How many lines in the listing below hold the word "icon"? Answer with the number only.

┄┄┄┄┄┄┄┄┄┄┄┄┄┄┄┄┄┄┄┄

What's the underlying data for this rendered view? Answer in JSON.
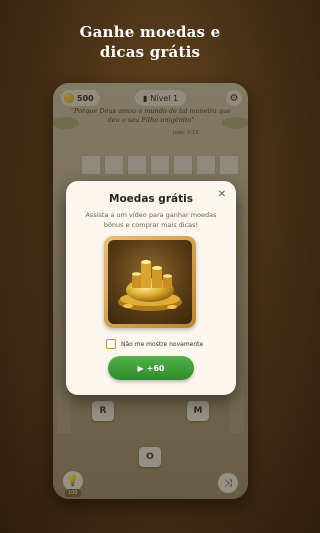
{
  "headline": {
    "line1": "Ganhe moedas e",
    "line2": "dicas grátis"
  },
  "game": {
    "coins": "500",
    "coin_icon": "coin-icon",
    "level_label": "Nível 1",
    "settings_icon": "gear-icon",
    "verse": "\"Porque Deus amou o mundo de tal maneira que deu o seu Filho unigênito\"",
    "verse_ref": "João 3:16",
    "letters": [
      "R",
      "M",
      "O"
    ],
    "hint_cost": "100",
    "hint_icon": "lightbulb-icon",
    "shuffle_icon": "shuffle-icon"
  },
  "modal": {
    "title": "Moedas grátis",
    "close_icon": "close-icon",
    "description": "Assista a um vídeo para ganhar moedas bônus e comprar mais dicas!",
    "reward_image": "gold-coins-bowl-image",
    "checkbox_label": "Não me mostre novamente",
    "checkbox_checked": false,
    "button_label": "+60",
    "button_icon": "play-icon"
  },
  "colors": {
    "background": "#4a3117",
    "modal_bg": "#fbf7ef",
    "button_green": "#2f8a2b",
    "gold": "#c98f2e"
  }
}
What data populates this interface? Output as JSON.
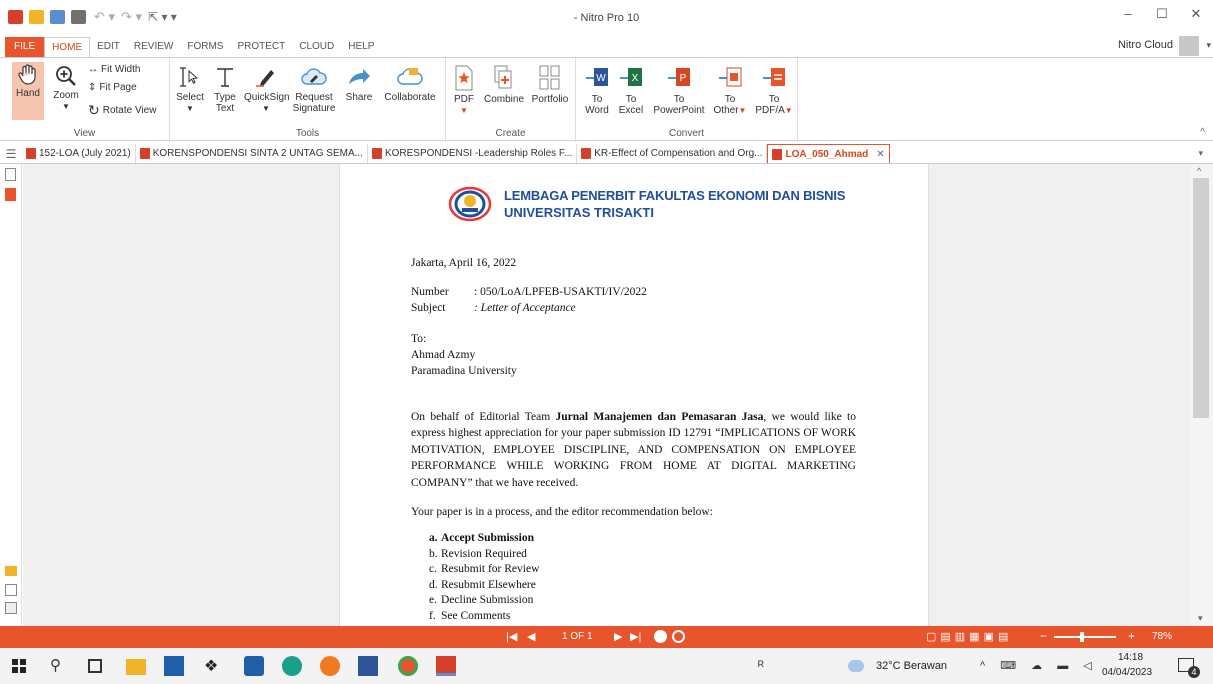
{
  "window": {
    "title": "- Nitro Pro 10"
  },
  "menu": [
    "FILE",
    "HOME",
    "EDIT",
    "REVIEW",
    "FORMS",
    "PROTECT",
    "CLOUD",
    "HELP"
  ],
  "account": "Nitro Cloud",
  "ribbon": {
    "view": {
      "label": "View",
      "hand": "Hand",
      "zoom": "Zoom",
      "fit_width": "Fit Width",
      "fit_page": "Fit Page",
      "rotate": "Rotate View"
    },
    "tools": {
      "label": "Tools",
      "select": "Select",
      "type_text_1": "Type",
      "type_text_2": "Text",
      "quicksign": "QuickSign",
      "request_1": "Request",
      "request_2": "Signature",
      "share": "Share",
      "collaborate": "Collaborate"
    },
    "create": {
      "label": "Create",
      "pdf": "PDF",
      "combine": "Combine",
      "portfolio": "Portfolio"
    },
    "convert": {
      "label": "Convert",
      "word_1": "To",
      "word_2": "Word",
      "excel_1": "To",
      "excel_2": "Excel",
      "ppt_1": "To",
      "ppt_2": "PowerPoint",
      "other_1": "To",
      "other_2": "Other",
      "pdfa_1": "To",
      "pdfa_2": "PDF/A"
    }
  },
  "tabs": [
    {
      "label": "152-LOA (July 2021)"
    },
    {
      "label": "KORENSPONDENSI SINTA 2 UNTAG SEMA..."
    },
    {
      "label": "KORESPONDENSI -Leadership Roles F..."
    },
    {
      "label": "KR-Effect of Compensation and Org..."
    },
    {
      "label": "LOA_050_Ahmad"
    }
  ],
  "document": {
    "header_1": "LEMBAGA PENERBIT FAKULTAS EKONOMI DAN BISNIS",
    "header_2": "UNIVERSITAS TRISAKTI",
    "logo_text": "LPFEB",
    "date": "Jakarta, April 16, 2022",
    "number_label": "Number",
    "number_value": ": 050/LoA/LPFEB-USAKTI/IV/2022",
    "subject_label": "Subject",
    "subject_value": ": Letter of Acceptance",
    "to_label": "To:",
    "to_name": "Ahmad Azmy",
    "to_inst": "Paramadina University",
    "body_prefix": "On behalf of Editorial Team ",
    "journal": "Jurnal Manajemen dan Pemasaran Jasa",
    "body_suffix": ", we would like to express highest appreciation for your paper submission ID 12791 “IMPLICATIONS OF WORK MOTIVATION, EMPLOYEE DISCIPLINE, AND COMPENSATION ON EMPLOYEE PERFORMANCE WHILE WORKING FROM HOME AT DIGITAL MARKETING COMPANY” that we have received.",
    "process": "Your paper is in a process, and the editor recommendation below:",
    "options": [
      {
        "mark": "a.",
        "text": "Accept Submission"
      },
      {
        "mark": "b.",
        "text": "Revision Required"
      },
      {
        "mark": "c.",
        "text": "Resubmit for Review"
      },
      {
        "mark": "d.",
        "text": "Resubmit Elsewhere"
      },
      {
        "mark": "e.",
        "text": "Decline Submission"
      },
      {
        "mark": "f.",
        "text": "See Comments"
      }
    ]
  },
  "status": {
    "page": "1 OF 1",
    "zoom": "78%"
  },
  "taskbar": {
    "weather": "32°C Berawan",
    "time": "14:18",
    "date": "04/04/2023",
    "notif_count": "4"
  },
  "colors": {
    "accent": "#e8542b",
    "doc_blue": "#1f4e9c"
  }
}
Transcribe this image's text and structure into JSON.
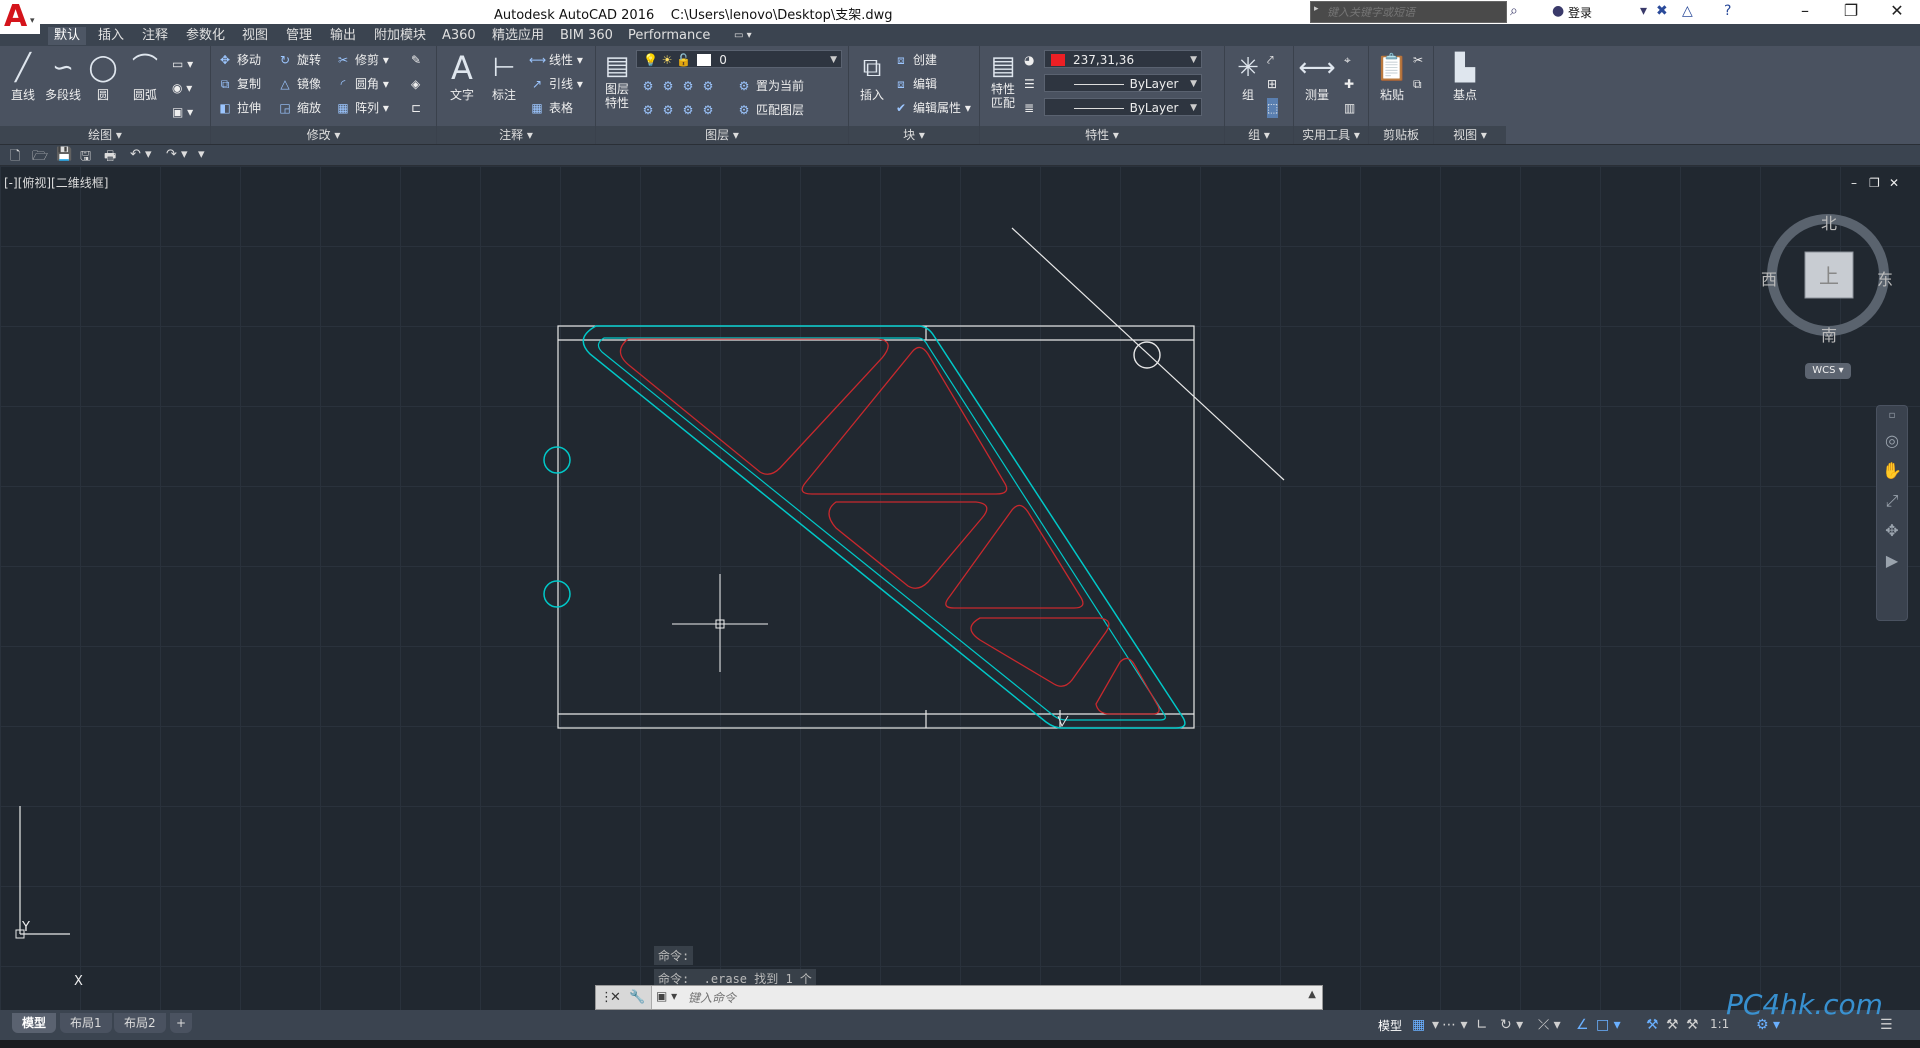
{
  "titlebar": {
    "app": "Autodesk AutoCAD 2016",
    "file": "C:\\Users\\lenovo\\Desktop\\支架.dwg",
    "search_placeholder": "键入关键字或短语",
    "login": "登录"
  },
  "menu_tabs": [
    "默认",
    "插入",
    "注释",
    "参数化",
    "视图",
    "管理",
    "输出",
    "附加模块",
    "A360",
    "精选应用",
    "BIM 360",
    "Performance"
  ],
  "ribbon": {
    "draw": {
      "footer": "绘图 ▾",
      "line": "直线",
      "polyline": "多段线",
      "circle": "圆",
      "arc": "圆弧"
    },
    "modify": {
      "footer": "修改 ▾",
      "move": "移动",
      "rotate": "旋转",
      "trim": "修剪",
      "copy": "复制",
      "mirror": "镜像",
      "fillet": "圆角",
      "stretch": "拉伸",
      "scale": "缩放",
      "array": "阵列"
    },
    "annotation": {
      "footer": "注释 ▾",
      "text": "文字",
      "dimension": "标注",
      "linear": "线性",
      "leader": "引线",
      "table": "表格"
    },
    "layers": {
      "footer": "图层 ▾",
      "layer_props_1": "图层",
      "layer_props_2": "特性",
      "current_layer": "0",
      "set_current": "置为当前",
      "match_layer": "匹配图层"
    },
    "block": {
      "footer": "块 ▾",
      "insert": "插入",
      "create": "创建",
      "edit": "编辑",
      "edit_attr": "编辑属性"
    },
    "properties": {
      "footer": "特性 ▾",
      "match_1": "特性",
      "match_2": "匹配",
      "color": "237,31,36",
      "linetype": "ByLayer",
      "lineweight": "ByLayer"
    },
    "groups": {
      "footer": "组 ▾",
      "group": "组"
    },
    "utilities": {
      "footer": "实用工具 ▾",
      "measure": "测量"
    },
    "clipboard": {
      "footer": "剪贴板",
      "paste": "粘贴"
    },
    "view": {
      "footer": "视图 ▾",
      "base": "基点"
    }
  },
  "viewport": {
    "label": "[-][俯视][二维线框]",
    "compass": {
      "n": "北",
      "s": "南",
      "e": "东",
      "w": "西",
      "top": "上"
    },
    "wcs": "WCS ▾"
  },
  "ucs": {
    "x": "X",
    "y": "Y"
  },
  "command": {
    "history": [
      "命令:",
      "命令: _.erase 找到 1 个"
    ],
    "placeholder": "键入命令"
  },
  "status": {
    "tabs": [
      "模型",
      "布局1",
      "布局2"
    ],
    "model": "模型",
    "scale": "1:1"
  },
  "colors": {
    "accent_red": "#d4141b",
    "cyan": "#00c8c8",
    "red_line": "#c8282d"
  },
  "watermark": "PC4hk.com"
}
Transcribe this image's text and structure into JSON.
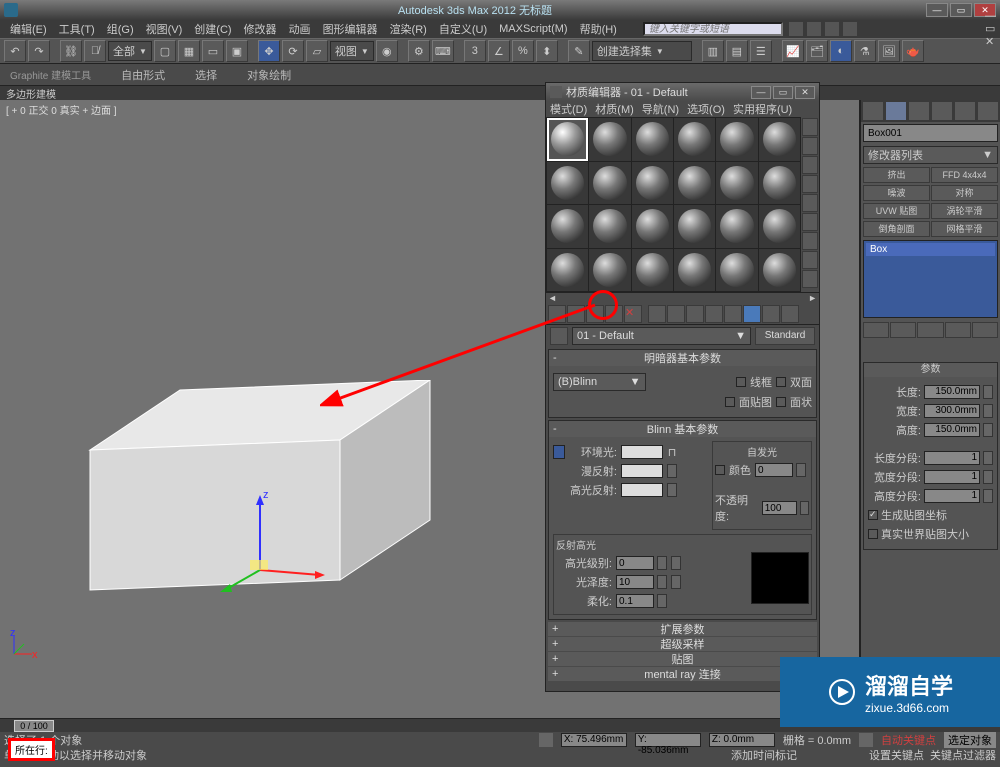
{
  "title": "Autodesk 3ds Max  2012       无标题",
  "search_placeholder": "键入关键字或短语",
  "menubar": [
    "编辑(E)",
    "工具(T)",
    "组(G)",
    "视图(V)",
    "创建(C)",
    "修改器",
    "动画",
    "图形编辑器",
    "渲染(R)",
    "自定义(U)",
    "MAXScript(M)",
    "帮助(H)"
  ],
  "toolbar_drop_all": "全部",
  "toolbar_drop_view": "视图",
  "toolbar_drop_select": "创建选择集",
  "ribbon_label": "Graphite 建模工具",
  "ribbon_tabs": [
    "自由形式",
    "选择",
    "对象绘制"
  ],
  "strip2": "多边形建模",
  "viewport_label": "[ + 0 正交 0 真实 + 边面 ]",
  "material_editor": {
    "title": "材质编辑器 - 01 - Default",
    "menu": [
      "模式(D)",
      "材质(M)",
      "导航(N)",
      "选项(O)",
      "实用程序(U)"
    ],
    "name_drop": "01 - Default",
    "type_btn": "Standard",
    "rollout_shader": "明暗器基本参数",
    "shader_drop": "(B)Blinn",
    "opt_wire": "线框",
    "opt_2side": "双面",
    "opt_facemap": "面贴图",
    "opt_faceted": "面状",
    "rollout_blinn": "Blinn 基本参数",
    "lbl_ambient": "环境光:",
    "lbl_diffuse": "漫反射:",
    "lbl_specular": "高光反射:",
    "selfillum_hdr": "自发光",
    "selfillum_color": "颜色",
    "selfillum_val": "0",
    "opacity_lbl": "不透明度:",
    "opacity_val": "100",
    "spec_hdr": "反射高光",
    "spec_level": "高光级别:",
    "spec_level_val": "0",
    "gloss": "光泽度:",
    "gloss_val": "10",
    "soften": "柔化:",
    "soften_val": "0.1",
    "ro_extended": "扩展参数",
    "ro_supersample": "超级采样",
    "ro_maps": "贴图",
    "ro_mentalray": "mental ray 连接"
  },
  "cmdpanel": {
    "name": "Box001",
    "modlist": "修改器列表",
    "btns": [
      [
        "挤出",
        "FFD 4x4x4"
      ],
      [
        "噪波",
        "对称"
      ],
      [
        "UVW 贴图",
        "涡轮平滑"
      ],
      [
        "倒角剖面",
        "网格平滑"
      ]
    ],
    "stack": "Box",
    "params_hdr": "参数",
    "length": "长度:",
    "length_v": "150.0mm",
    "width": "宽度:",
    "width_v": "300.0mm",
    "height": "高度:",
    "height_v": "150.0mm",
    "lseg": "长度分段:",
    "lseg_v": "1",
    "wseg": "宽度分段:",
    "wseg_v": "1",
    "hseg": "高度分段:",
    "hseg_v": "1",
    "gen_map": "生成贴图坐标",
    "real_world": "真实世界贴图大小"
  },
  "status": {
    "sel": "选择了 1 个对象",
    "hint": "单击并拖动以选择并移动对象",
    "x": "X: 75.496mm",
    "y": "Y: -85.036mm",
    "z": "Z: 0.0mm",
    "grid": "栅格 = 0.0mm",
    "addtime": "添加时间标记",
    "autokey": "自动关键点",
    "selset": "选定对象",
    "setkey": "设置关键点",
    "keyfilter": "关键点过滤器"
  },
  "timeline_handle": "0 / 100",
  "red_box": "所在行:",
  "watermark": {
    "logo": "溜溜自学",
    "url": "zixue.3d66.com"
  }
}
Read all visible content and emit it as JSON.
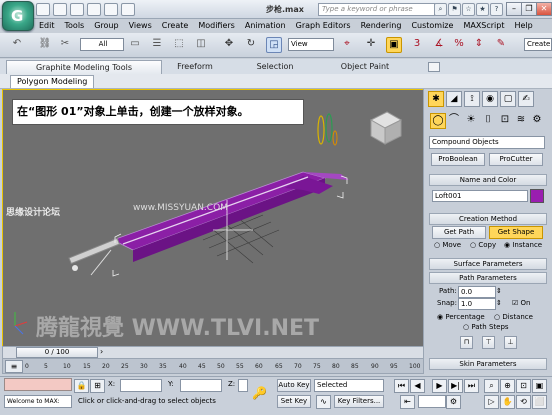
{
  "app": {
    "logo_letter": "G",
    "document_title": "步枪.max",
    "search_placeholder": "Type a keyword or phrase"
  },
  "menu": [
    "Edit",
    "Tools",
    "Group",
    "Views",
    "Create",
    "Modifiers",
    "Animation",
    "Graph Editors",
    "Rendering",
    "Customize",
    "MAXScript",
    "Help"
  ],
  "toolbar": {
    "selection_filter": "All",
    "reference_coord": "View",
    "create_selection_set": "Create"
  },
  "ribbon": {
    "tabs": [
      "Graphite Modeling Tools",
      "Freeform",
      "Selection",
      "Object Paint"
    ],
    "subtab": "Polygon Modeling"
  },
  "viewport": {
    "callout_text": "在“图形 01”对象上单击，创建一个放样对象。",
    "watermark_left": "思缘设计论坛",
    "watermark_site": "www.MISSYUAN.COM",
    "watermark_bottom": "腾龍視覺 WWW.TLVI.NET",
    "accent_color": "#8b1fa6",
    "border_color": "#e9c300"
  },
  "command_panel": {
    "category": "Compound Objects",
    "buttons": {
      "proboolean": "ProBoolean",
      "procutter": "ProCutter"
    },
    "name_and_color": {
      "header": "Name and Color",
      "name": "Loft001",
      "color": "#9a1eb0"
    },
    "creation_method": {
      "header": "Creation Method",
      "get_path": "Get Path",
      "get_shape": "Get Shape",
      "move": "Move",
      "copy": "Copy",
      "instance": "Instance"
    },
    "surface_parameters": "Surface Parameters",
    "path_parameters": {
      "header": "Path Parameters",
      "path_label": "Path:",
      "path_value": "0.0",
      "snap_label": "Snap:",
      "snap_value": "1.0",
      "on_label": "On",
      "percentage": "Percentage",
      "distance": "Distance",
      "path_steps": "Path Steps"
    },
    "skin_parameters": "Skin Parameters"
  },
  "timeline": {
    "frame": "0 / 100",
    "ticks": [
      "0",
      "5",
      "10",
      "15",
      "20",
      "25",
      "30",
      "35",
      "40",
      "45",
      "50",
      "55",
      "60",
      "65",
      "70",
      "75",
      "80",
      "85",
      "90",
      "95",
      "100"
    ]
  },
  "status": {
    "maxscript_listener": "Welcome to MAX:",
    "prompt": "Click or click-and-drag to select objects",
    "x_label": "X:",
    "y_label": "Y:",
    "z_label": "Z:",
    "auto_key": "Auto Key",
    "set_key": "Set Key",
    "selected": "Selected",
    "key_filters": "Key Filters..."
  }
}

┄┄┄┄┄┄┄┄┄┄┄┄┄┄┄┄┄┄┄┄

**YOUR RESPONSE**
6